• Action item:
Each record should appear again in the response exactly as it does in the original.

• Listed records:
- - -
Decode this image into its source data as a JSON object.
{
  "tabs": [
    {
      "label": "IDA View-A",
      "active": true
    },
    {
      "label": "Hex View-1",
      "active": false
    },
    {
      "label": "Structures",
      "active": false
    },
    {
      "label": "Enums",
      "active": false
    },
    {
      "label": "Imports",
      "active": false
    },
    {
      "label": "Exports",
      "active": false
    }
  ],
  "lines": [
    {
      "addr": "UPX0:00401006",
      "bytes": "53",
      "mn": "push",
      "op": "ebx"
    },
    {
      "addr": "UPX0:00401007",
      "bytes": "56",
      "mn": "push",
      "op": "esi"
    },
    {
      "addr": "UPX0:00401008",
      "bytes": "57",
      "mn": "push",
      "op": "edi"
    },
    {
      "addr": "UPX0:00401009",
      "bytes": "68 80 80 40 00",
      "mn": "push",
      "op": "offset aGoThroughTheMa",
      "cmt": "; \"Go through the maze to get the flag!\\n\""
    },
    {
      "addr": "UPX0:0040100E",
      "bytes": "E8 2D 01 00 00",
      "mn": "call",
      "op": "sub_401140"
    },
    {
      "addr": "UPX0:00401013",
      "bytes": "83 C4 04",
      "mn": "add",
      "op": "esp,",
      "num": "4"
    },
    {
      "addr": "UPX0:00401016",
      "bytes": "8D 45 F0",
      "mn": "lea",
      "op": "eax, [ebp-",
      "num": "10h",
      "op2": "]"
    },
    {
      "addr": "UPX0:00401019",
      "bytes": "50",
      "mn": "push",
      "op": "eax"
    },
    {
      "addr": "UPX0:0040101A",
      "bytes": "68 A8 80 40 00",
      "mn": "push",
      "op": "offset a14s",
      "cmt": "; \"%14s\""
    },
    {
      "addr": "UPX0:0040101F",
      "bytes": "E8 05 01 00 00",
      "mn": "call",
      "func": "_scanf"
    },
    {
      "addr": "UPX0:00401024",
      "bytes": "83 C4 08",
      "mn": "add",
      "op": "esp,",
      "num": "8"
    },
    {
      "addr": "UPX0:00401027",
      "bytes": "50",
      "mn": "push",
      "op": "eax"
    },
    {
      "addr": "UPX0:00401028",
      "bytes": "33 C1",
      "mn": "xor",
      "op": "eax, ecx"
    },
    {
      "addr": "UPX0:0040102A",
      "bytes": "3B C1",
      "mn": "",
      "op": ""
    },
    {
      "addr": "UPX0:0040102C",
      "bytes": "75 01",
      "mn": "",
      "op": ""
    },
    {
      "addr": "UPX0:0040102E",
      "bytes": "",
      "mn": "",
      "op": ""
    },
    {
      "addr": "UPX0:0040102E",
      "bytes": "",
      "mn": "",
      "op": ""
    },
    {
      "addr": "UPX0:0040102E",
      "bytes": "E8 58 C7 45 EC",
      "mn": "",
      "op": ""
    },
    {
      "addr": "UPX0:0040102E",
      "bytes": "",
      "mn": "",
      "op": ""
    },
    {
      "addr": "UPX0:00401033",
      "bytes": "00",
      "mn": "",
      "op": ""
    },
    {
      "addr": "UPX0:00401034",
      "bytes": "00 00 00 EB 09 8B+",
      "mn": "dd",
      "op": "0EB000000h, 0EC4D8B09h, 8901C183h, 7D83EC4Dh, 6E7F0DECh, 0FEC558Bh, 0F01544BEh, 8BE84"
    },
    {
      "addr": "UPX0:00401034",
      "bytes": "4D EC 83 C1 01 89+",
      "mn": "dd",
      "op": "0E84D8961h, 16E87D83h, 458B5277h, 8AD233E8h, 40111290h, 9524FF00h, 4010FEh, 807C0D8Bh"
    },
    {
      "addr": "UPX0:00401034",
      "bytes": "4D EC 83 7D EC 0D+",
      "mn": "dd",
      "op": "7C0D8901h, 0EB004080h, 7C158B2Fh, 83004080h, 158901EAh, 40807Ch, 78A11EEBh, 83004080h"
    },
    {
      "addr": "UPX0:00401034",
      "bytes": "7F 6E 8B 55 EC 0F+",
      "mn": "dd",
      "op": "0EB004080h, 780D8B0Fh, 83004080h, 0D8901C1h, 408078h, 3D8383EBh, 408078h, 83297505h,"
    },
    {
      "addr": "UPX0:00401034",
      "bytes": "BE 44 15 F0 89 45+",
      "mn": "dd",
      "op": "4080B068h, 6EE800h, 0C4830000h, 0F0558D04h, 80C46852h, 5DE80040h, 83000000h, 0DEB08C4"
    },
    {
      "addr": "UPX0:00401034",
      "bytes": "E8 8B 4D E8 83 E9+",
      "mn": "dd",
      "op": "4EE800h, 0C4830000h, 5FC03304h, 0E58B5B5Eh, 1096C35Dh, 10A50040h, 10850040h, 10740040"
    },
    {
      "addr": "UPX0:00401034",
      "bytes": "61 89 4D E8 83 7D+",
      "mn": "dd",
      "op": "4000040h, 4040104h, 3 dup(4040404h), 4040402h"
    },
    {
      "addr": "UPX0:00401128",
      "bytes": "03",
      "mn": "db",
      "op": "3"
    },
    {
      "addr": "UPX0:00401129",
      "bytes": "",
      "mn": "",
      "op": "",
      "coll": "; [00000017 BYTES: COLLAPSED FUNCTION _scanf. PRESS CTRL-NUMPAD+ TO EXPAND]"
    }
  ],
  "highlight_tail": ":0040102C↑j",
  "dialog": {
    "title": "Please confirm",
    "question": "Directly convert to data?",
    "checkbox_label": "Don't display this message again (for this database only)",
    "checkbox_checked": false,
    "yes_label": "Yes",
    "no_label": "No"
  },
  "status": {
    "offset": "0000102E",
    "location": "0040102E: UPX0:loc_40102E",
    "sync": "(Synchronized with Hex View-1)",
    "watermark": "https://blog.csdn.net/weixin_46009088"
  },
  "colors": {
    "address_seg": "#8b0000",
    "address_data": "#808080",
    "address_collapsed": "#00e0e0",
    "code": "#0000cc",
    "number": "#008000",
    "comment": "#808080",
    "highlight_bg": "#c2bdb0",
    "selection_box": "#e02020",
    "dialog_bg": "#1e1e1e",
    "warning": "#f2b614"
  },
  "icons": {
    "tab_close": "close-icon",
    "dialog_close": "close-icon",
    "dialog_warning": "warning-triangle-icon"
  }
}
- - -
• Solution for this exercise:
Decode this image into its source data as a JSON object.
{
  "tabs": [
    {
      "label": "IDA View-A",
      "active": true
    },
    {
      "label": "Hex View-1",
      "active": false
    },
    {
      "label": "Structures",
      "active": false
    },
    {
      "label": "Enums",
      "active": false
    },
    {
      "label": "Imports",
      "active": false
    },
    {
      "label": "Exports",
      "active": false
    }
  ],
  "lines": [
    {
      "addr": "UPX0:00401006",
      "bytes": "53",
      "mn": "push",
      "op": "ebx"
    },
    {
      "addr": "UPX0:00401007",
      "bytes": "56",
      "mn": "push",
      "op": "esi"
    },
    {
      "addr": "UPX0:00401008",
      "bytes": "57",
      "mn": "push",
      "op": "edi"
    },
    {
      "addr": "UPX0:00401009",
      "bytes": "68 80 80 40 00",
      "mn": "push",
      "op": "offset aGoThroughTheMa",
      "cmt": "; \"Go through the maze to get the flag!\\n\""
    },
    {
      "addr": "UPX0:0040100E",
      "bytes": "E8 2D 01 00 00",
      "mn": "call",
      "op": "sub_401140"
    },
    {
      "addr": "UPX0:00401013",
      "bytes": "83 C4 04",
      "mn": "add",
      "op": "esp,",
      "num": "4"
    },
    {
      "addr": "UPX0:00401016",
      "bytes": "8D 45 F0",
      "mn": "lea",
      "op": "eax, [ebp-",
      "num": "10h",
      "op2": "]"
    },
    {
      "addr": "UPX0:00401019",
      "bytes": "50",
      "mn": "push",
      "op": "eax"
    },
    {
      "addr": "UPX0:0040101A",
      "bytes": "68 A8 80 40 00",
      "mn": "push",
      "op": "offset a14s",
      "cmt": "; \"%14s\""
    },
    {
      "addr": "UPX0:0040101F",
      "bytes": "E8 05 01 00 00",
      "mn": "call",
      "func": "_scanf"
    },
    {
      "addr": "UPX0:00401024",
      "bytes": "83 C4 08",
      "mn": "add",
      "op": "esp,",
      "num": "8"
    },
    {
      "addr": "UPX0:00401027",
      "bytes": "50",
      "mn": "push",
      "op": "eax"
    },
    {
      "addr": "UPX0:00401028",
      "bytes": "33 C1",
      "mn": "xor",
      "op": "eax, ecx"
    },
    {
      "addr": "UPX0:0040102A",
      "bytes": "3B C1",
      "mn": "",
      "op": ""
    },
    {
      "addr": "UPX0:0040102C",
      "bytes": "75 01",
      "mn": "",
      "op": ""
    },
    {
      "addr": "UPX0:0040102E",
      "bytes": "",
      "mn": "",
      "op": ""
    },
    {
      "addr": "UPX0:0040102E",
      "bytes": "",
      "mn": "",
      "op": ""
    },
    {
      "addr": "UPX0:0040102E",
      "bytes": "E8 58 C7 45 EC",
      "mn": "",
      "op": ""
    },
    {
      "addr": "UPX0:0040102E",
      "bytes": "",
      "mn": "",
      "op": ""
    },
    {
      "addr": "UPX0:00401033",
      "bytes": "00",
      "mn": "",
      "op": ""
    },
    {
      "addr": "UPX0:00401034",
      "bytes": "00 00 00 EB 09 8B+",
      "mn": "dd",
      "op": "0EB000000h, 0EC4D8B09h, 8901C183h, 7D83EC4Dh, 6E7F0DECh, 0FEC558Bh, 0F01544BEh, 8BE84"
    },
    {
      "addr": "UPX0:00401034",
      "bytes": "4D EC 83 C1 01 89+",
      "mn": "dd",
      "op": "0E84D8961h, 16E87D83h, 458B5277h, 8AD233E8h, 40111290h, 9524FF00h, 4010FEh, 807C0D8Bh"
    },
    {
      "addr": "UPX0:00401034",
      "bytes": "4D EC 83 7D EC 0D+",
      "mn": "dd",
      "op": "7C0D8901h, 0EB004080h, 7C158B2Fh, 83004080h, 158901EAh, 40807Ch, 78A11EEBh, 83004080h"
    },
    {
      "addr": "UPX0:00401034",
      "bytes": "7F 6E 8B 55 EC 0F+",
      "mn": "dd",
      "op": "0EB004080h, 780D8B0Fh, 83004080h, 0D8901C1h, 408078h, 3D8383EBh, 408078h, 83297505h,"
    },
    {
      "addr": "UPX0:00401034",
      "bytes": "BE 44 15 F0 89 45+",
      "mn": "dd",
      "op": "4080B068h, 6EE800h, 0C4830000h, 0F0558D04h, 80C46852h, 5DE80040h, 83000000h, 0DEB08C4"
    },
    {
      "addr": "UPX0:00401034",
      "bytes": "E8 8B 4D E8 83 E9+",
      "mn": "dd",
      "op": "4EE800h, 0C4830000h, 5FC03304h, 0E58B5B5Eh, 1096C35Dh, 10A50040h, 10850040h, 10740040"
    },
    {
      "addr": "UPX0:00401034",
      "bytes": "61 89 4D E8 83 7D+",
      "mn": "dd",
      "op": "4000040h, 4040104h, 3 dup(4040404h), 4040402h"
    },
    {
      "addr": "UPX0:00401128",
      "bytes": "03",
      "mn": "db",
      "op": "3"
    },
    {
      "addr": "UPX0:00401129",
      "bytes": "",
      "mn": "",
      "op": "",
      "coll": "; [00000017 BYTES: COLLAPSED FUNCTION _scanf. PRESS CTRL-NUMPAD+ TO EXPAND]"
    }
  ],
  "highlight_tail": ":0040102C↑j",
  "dialog": {
    "title": "Please confirm",
    "question": "Directly convert to data?",
    "checkbox_label": "Don't display this message again (for this database only)",
    "checkbox_checked": false,
    "yes_label": "Yes",
    "no_label": "No"
  },
  "status": {
    "offset": "0000102E",
    "location": "0040102E: UPX0:loc_40102E",
    "sync": "(Synchronized with Hex View-1)",
    "watermark": "https://blog.csdn.net/weixin_46009088"
  },
  "colors": {
    "address_seg": "#8b0000",
    "address_data": "#808080",
    "address_collapsed": "#00e0e0",
    "code": "#0000cc",
    "number": "#008000",
    "comment": "#808080",
    "highlight_bg": "#c2bdb0",
    "selection_box": "#e02020",
    "dialog_bg": "#1e1e1e",
    "warning": "#f2b614"
  },
  "icons": {
    "tab_close": "close-icon",
    "dialog_close": "close-icon",
    "dialog_warning": "warning-triangle-icon"
  }
}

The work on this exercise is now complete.